Bentley was a source of inspiration to a following generation of scholars. Himself, he sprang from the earth without forerunners, without antecedents. Self-taught, he created his own science. It was his misfortune that there was no contemporary gild of learning in England by which his power could be measured, and his eccentricities checked. In the Phalaris controversy his academical adversaries had not sufficient knowledge to know how absolute their defeat was. Garth’s couplet—
|“So diamonds take a lustre from their foil,|
And to a Bentley ’tis we owe a Boyle”—
expressed the belief of the wits or literary world of the time. The attacks upon him by Pope, John Arbuthnot and others are evidence of their inability to appreciate his work. To them, textual criticism seemed mere pedantry and useless labour. It was not only that he had to live with inferiors, and to waste his energy in a struggle forced upon him by the necessities of his official position, but the wholesome stimulus of competition and the encouragement of a sympathetic circle were wanting. In a university where the instruction of youth or the religious controversy of the day were the only known occupations, Bentley was an isolated phenomenon, and we can hardly wonder that he should have flagged in his literary exertions after his appointment to the mastership of Trinity. All his vast acquisitions and all his original views seem to have been obtained before 1700. After this period he acquired little and made only spasmodic efforts—the Horace, the Terence and the Milton. The prolonged mental concentration and mature meditation, which alone can produce a great work, were wanting to him.
F. A. Wolf, Literarische Analekten, i. (1816); Monk, Life of Bentley (1830); J. Mähly, Richard Bentley, eine Biographie (1868); R. C. Jebb, Bentley (“English Men of Letters” series, 1882), where a list of authorities bearing on Bentley’s life and work is given. For his letters see Bentlei et doctorum virorum ad eum Epistolae (1807); The Correspondence of Richard Bentley, edited by C. Wordsworth (1842). See also J. E. Sandys, History of Classical Scholarship, ii. 401-410 (1908); and the Bibliography of Bentley, by A. T. Bartholomew and J. W. Clark (Cambridge, 1908).

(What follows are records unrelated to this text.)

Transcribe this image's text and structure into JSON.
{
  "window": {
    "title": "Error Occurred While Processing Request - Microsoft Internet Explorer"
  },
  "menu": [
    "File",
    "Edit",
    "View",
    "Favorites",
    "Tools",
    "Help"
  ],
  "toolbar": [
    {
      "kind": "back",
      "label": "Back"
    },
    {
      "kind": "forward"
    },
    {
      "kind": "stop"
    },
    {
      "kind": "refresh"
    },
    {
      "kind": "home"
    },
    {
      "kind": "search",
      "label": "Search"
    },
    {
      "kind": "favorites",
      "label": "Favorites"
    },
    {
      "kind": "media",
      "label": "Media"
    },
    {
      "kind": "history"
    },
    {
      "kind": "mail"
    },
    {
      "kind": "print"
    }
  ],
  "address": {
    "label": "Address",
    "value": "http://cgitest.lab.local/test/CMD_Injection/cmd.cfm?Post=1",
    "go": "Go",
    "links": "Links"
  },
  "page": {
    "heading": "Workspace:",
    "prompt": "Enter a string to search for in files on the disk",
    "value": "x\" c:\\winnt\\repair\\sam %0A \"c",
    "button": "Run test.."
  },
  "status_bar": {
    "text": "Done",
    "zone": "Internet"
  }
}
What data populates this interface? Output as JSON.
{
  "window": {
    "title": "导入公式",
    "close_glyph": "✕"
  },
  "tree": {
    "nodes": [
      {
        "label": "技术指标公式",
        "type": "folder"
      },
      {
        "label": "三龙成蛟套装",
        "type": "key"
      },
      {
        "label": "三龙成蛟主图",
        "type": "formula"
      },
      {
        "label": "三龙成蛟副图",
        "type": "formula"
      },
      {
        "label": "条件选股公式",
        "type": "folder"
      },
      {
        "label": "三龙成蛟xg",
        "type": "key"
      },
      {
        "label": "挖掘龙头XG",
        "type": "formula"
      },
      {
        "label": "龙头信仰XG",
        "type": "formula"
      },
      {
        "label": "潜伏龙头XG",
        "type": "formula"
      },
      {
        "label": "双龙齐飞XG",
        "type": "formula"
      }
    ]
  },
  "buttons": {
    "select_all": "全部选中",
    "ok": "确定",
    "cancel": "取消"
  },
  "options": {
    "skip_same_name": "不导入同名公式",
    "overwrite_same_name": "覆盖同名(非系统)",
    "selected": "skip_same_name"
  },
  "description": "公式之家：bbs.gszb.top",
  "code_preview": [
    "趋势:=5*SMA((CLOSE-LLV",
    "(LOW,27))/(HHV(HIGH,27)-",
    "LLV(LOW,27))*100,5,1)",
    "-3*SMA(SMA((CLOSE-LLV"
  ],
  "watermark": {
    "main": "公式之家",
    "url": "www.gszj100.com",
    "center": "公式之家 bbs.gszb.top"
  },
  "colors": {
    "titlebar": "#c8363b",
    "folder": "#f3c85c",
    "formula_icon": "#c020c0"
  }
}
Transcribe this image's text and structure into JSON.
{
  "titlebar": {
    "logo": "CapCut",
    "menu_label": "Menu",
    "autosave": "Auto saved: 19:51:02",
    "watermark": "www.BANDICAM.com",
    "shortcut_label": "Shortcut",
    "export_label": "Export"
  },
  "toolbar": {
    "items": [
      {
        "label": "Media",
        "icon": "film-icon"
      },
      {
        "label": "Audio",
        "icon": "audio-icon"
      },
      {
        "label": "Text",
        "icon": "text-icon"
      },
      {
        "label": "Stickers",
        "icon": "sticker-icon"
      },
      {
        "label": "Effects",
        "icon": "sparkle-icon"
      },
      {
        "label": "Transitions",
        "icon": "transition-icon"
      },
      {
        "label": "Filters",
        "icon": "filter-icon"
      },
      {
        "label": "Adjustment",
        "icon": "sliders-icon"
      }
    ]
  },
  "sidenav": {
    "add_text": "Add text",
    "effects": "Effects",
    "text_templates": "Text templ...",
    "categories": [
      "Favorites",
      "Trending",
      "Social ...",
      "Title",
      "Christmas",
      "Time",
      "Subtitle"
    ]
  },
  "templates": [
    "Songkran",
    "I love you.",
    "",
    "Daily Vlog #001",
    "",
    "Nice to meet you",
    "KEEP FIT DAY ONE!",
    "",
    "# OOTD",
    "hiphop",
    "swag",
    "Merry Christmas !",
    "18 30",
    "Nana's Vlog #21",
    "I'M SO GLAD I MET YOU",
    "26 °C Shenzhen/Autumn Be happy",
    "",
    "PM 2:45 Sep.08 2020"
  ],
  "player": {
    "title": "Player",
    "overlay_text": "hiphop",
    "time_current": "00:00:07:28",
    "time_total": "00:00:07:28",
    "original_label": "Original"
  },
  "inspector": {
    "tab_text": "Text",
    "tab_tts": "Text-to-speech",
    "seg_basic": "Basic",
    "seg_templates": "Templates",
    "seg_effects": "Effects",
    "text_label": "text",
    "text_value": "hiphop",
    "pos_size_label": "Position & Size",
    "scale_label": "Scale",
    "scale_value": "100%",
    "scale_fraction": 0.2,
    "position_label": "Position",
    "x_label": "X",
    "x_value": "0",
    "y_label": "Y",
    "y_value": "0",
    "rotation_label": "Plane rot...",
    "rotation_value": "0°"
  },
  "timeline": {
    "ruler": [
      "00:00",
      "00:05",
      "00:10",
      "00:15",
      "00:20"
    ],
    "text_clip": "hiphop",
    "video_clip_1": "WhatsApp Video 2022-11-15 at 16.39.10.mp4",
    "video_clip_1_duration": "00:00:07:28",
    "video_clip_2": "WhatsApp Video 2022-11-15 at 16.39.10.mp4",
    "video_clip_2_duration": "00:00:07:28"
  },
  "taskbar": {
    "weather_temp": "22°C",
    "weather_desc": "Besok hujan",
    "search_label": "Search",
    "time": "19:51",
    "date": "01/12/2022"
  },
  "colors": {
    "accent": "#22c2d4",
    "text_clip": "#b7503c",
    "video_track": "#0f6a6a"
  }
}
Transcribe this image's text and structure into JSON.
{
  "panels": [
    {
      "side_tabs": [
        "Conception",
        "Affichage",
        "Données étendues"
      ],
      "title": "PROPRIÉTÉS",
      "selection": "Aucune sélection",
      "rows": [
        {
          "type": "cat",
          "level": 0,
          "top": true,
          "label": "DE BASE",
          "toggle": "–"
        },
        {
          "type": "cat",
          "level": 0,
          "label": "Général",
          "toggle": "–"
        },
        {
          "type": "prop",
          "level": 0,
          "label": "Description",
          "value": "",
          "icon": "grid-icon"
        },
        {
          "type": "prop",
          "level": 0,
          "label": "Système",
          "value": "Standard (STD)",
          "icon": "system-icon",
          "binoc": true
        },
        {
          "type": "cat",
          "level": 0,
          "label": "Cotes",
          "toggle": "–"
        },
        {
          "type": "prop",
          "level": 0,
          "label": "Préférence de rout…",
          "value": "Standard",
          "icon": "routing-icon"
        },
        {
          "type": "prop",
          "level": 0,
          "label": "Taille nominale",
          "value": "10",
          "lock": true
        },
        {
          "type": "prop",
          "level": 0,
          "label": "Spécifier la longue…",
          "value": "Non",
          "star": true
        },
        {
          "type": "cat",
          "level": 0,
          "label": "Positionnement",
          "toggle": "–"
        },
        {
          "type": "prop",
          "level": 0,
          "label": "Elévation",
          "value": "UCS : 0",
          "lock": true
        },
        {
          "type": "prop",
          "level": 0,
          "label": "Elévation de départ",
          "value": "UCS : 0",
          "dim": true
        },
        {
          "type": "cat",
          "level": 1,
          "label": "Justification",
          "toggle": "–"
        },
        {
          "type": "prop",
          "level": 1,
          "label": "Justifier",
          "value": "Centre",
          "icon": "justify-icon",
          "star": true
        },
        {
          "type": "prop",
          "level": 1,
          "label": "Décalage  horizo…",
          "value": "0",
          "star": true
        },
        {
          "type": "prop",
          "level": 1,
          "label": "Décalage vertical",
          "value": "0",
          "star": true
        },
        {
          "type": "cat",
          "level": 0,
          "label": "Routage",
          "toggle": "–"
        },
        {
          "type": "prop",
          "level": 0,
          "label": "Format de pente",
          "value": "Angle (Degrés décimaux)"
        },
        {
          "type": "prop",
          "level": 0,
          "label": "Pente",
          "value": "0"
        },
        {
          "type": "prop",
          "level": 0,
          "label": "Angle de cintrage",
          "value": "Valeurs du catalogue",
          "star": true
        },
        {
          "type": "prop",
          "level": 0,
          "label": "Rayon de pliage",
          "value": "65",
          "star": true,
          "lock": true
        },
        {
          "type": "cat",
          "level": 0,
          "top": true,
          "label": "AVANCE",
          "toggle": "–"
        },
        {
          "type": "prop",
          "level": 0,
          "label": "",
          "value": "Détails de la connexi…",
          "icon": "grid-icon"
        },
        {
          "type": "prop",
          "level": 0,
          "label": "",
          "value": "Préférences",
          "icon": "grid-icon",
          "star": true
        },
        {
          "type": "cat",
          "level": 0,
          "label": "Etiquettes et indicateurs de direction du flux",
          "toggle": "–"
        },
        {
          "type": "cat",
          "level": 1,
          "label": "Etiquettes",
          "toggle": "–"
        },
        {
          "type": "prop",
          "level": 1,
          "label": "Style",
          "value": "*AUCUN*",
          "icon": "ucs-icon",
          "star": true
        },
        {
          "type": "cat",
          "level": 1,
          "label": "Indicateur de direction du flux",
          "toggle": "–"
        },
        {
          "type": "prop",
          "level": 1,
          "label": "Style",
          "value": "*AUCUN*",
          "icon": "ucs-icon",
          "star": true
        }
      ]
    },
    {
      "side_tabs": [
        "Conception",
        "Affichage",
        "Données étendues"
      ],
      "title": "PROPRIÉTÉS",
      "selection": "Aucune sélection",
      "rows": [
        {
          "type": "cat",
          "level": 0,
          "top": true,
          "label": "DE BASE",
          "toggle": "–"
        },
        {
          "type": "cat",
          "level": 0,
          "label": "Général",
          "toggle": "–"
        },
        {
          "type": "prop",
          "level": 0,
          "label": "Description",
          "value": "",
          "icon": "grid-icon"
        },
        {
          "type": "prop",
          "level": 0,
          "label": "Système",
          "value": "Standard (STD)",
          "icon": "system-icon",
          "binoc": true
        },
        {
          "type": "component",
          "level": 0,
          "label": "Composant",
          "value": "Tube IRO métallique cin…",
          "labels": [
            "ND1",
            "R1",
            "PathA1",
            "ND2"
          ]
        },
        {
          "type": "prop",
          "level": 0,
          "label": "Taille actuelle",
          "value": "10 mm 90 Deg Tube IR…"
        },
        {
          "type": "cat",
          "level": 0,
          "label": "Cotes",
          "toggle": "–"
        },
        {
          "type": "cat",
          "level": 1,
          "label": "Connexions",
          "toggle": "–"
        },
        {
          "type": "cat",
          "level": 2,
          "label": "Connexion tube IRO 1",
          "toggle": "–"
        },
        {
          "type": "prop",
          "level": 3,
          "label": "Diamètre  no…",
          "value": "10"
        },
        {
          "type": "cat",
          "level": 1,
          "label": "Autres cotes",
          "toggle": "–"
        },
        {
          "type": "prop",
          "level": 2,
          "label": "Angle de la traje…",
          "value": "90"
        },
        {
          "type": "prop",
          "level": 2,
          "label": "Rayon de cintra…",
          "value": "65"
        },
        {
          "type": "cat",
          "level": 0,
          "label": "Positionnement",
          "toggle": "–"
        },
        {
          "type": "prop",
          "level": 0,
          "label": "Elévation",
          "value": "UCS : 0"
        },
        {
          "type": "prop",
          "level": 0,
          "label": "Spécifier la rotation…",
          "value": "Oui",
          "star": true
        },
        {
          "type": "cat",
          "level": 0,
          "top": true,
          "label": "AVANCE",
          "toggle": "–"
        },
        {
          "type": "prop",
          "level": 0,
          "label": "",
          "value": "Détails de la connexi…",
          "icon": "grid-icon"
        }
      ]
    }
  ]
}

BENTLEY, RICHARD (1794-1871), British publisher, was born in London in 1794. His father owned the General Evening Post in conjunction with John Nichols, to whom Richard Bentley, on leaving St Paul’s school, was apprenticed to learn the printing